**Prompt:** Write out each line of the records that has "date" in it.

** Opening Input data block **

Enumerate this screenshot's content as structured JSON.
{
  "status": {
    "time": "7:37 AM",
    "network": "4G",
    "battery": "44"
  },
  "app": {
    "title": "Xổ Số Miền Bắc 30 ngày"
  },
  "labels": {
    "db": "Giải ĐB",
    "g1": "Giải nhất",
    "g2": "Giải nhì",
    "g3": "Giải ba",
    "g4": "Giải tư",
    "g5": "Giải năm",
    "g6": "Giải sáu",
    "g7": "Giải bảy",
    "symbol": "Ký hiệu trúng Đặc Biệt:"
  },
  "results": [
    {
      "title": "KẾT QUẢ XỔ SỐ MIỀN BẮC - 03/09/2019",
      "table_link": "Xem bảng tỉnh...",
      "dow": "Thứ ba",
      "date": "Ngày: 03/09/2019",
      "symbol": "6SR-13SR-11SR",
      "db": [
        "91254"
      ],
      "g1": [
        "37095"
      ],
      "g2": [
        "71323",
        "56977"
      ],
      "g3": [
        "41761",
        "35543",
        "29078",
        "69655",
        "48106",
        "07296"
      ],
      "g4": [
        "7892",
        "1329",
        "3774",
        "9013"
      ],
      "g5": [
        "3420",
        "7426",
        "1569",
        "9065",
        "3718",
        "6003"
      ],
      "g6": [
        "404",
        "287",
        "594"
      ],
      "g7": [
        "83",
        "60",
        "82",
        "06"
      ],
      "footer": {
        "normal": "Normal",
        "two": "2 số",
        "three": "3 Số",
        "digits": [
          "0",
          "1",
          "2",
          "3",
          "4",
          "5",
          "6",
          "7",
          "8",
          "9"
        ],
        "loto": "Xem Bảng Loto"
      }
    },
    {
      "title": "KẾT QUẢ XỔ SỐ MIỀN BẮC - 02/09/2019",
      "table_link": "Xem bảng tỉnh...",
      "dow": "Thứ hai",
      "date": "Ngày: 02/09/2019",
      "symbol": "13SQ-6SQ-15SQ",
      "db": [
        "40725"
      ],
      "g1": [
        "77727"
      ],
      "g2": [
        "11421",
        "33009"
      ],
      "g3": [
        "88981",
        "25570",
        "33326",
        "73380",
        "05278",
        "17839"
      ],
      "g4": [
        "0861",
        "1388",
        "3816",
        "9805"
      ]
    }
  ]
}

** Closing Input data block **

**Your solution:**
      "date": "Ngày: 03/09/2019",
      "date": "Ngày: 02/09/2019",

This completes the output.